### EXERCISE AIM
Every line in the records below that holds the word "content" is to be copied.

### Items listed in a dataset
______________________________
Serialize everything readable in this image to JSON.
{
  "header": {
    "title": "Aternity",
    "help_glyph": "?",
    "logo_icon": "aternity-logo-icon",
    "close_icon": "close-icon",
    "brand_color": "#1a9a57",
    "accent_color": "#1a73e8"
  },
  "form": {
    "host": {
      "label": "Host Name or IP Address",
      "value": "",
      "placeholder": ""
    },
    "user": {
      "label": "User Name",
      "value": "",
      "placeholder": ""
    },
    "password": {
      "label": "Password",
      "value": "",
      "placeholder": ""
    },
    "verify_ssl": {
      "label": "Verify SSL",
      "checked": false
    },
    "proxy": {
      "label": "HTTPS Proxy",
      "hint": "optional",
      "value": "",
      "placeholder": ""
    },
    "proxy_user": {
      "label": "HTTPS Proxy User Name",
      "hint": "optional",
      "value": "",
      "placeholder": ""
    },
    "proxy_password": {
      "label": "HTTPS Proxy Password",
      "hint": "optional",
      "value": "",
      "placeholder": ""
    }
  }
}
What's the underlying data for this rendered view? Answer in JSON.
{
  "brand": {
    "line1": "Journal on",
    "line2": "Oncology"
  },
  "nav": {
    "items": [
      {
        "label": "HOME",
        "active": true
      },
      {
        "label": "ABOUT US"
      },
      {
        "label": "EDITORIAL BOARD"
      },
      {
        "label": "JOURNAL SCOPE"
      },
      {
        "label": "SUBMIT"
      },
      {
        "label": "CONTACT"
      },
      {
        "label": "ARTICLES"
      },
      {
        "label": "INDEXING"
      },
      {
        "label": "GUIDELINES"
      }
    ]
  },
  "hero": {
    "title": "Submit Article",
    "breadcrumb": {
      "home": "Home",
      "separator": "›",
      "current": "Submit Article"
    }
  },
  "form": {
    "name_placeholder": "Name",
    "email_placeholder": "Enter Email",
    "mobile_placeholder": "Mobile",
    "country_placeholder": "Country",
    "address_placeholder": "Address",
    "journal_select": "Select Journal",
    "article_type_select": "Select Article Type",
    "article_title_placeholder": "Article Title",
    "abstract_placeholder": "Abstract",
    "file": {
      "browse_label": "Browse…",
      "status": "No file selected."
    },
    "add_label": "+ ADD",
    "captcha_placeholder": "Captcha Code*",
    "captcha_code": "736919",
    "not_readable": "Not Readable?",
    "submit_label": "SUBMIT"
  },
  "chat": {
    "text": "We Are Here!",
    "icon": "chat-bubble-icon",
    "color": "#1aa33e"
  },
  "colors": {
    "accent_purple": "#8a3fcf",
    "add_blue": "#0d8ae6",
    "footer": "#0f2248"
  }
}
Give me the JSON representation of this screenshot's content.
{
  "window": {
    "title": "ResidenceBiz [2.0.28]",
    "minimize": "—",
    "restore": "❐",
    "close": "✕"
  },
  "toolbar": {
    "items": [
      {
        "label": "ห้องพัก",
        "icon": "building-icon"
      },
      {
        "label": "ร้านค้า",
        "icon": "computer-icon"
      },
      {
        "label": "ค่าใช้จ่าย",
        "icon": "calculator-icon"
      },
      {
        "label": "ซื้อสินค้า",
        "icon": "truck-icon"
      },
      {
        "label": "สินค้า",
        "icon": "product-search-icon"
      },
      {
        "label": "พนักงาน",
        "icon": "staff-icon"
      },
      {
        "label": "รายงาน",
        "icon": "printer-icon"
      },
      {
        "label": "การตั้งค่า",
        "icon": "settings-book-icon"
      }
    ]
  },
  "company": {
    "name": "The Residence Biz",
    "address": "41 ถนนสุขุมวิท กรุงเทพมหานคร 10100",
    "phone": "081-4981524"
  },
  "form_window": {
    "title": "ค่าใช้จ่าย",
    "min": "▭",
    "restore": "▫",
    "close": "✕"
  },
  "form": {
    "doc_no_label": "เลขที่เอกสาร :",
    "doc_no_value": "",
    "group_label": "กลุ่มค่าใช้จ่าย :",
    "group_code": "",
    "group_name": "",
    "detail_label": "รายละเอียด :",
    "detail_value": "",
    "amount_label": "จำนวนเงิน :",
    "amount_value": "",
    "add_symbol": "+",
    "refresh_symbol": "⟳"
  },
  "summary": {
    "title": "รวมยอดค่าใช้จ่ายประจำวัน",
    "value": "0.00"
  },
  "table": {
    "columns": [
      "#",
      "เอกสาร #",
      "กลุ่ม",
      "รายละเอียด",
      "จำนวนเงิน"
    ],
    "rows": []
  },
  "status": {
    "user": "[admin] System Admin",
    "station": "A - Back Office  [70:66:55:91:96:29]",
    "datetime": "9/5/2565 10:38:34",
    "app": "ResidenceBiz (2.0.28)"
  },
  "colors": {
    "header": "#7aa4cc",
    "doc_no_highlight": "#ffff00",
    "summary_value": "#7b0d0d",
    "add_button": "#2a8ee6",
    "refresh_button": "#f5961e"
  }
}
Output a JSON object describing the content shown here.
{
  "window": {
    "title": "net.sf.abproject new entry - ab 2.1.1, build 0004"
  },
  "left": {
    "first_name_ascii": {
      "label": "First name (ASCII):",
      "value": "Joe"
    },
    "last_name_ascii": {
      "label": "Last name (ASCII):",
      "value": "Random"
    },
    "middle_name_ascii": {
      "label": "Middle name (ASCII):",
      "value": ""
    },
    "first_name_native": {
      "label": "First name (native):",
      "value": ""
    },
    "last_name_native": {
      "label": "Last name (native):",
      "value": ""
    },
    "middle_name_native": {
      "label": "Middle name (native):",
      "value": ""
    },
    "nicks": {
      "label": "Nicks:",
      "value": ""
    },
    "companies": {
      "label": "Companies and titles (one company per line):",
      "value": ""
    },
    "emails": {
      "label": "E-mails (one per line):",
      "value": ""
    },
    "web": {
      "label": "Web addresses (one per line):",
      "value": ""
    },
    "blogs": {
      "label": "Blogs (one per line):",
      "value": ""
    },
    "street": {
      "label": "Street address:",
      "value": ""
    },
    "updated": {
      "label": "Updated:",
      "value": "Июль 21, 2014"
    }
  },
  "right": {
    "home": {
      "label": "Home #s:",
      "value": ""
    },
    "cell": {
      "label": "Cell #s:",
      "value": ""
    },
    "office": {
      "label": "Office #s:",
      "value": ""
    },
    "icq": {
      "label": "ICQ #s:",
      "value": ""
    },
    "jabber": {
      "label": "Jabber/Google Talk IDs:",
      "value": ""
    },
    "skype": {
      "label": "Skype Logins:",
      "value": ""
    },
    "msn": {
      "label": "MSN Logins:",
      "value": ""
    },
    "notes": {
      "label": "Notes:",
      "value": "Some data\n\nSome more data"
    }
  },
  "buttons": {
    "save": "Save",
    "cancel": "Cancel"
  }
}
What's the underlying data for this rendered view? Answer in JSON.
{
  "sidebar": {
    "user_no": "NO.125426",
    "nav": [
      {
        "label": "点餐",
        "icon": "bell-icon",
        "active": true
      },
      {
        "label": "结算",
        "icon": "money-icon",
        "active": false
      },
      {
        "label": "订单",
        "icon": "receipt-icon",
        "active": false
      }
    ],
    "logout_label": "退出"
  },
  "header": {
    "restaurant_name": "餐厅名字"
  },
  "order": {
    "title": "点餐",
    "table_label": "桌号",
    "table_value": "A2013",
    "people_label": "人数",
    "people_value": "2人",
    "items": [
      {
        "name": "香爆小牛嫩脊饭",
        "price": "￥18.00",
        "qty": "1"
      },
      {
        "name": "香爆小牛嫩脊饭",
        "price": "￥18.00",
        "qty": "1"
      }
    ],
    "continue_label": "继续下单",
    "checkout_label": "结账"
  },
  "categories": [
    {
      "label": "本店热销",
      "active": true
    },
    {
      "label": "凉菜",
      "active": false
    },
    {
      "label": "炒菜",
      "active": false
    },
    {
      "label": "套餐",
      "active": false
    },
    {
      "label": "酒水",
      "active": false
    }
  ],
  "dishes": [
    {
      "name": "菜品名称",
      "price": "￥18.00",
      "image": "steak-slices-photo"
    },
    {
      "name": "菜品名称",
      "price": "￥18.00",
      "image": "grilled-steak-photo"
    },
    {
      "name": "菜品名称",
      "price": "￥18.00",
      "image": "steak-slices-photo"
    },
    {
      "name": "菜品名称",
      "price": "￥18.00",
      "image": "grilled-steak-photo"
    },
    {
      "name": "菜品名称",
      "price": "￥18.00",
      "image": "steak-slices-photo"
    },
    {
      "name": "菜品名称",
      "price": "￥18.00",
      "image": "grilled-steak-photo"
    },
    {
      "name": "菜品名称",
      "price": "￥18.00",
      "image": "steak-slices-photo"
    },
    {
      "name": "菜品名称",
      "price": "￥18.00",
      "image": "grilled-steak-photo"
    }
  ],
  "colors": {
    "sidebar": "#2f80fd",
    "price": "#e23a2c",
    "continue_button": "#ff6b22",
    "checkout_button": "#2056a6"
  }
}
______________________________
### RESPONSE TO THE EXERCISE
Give me the JSON representation of this screenshot's content.
Output a JSON object describing the content shown here.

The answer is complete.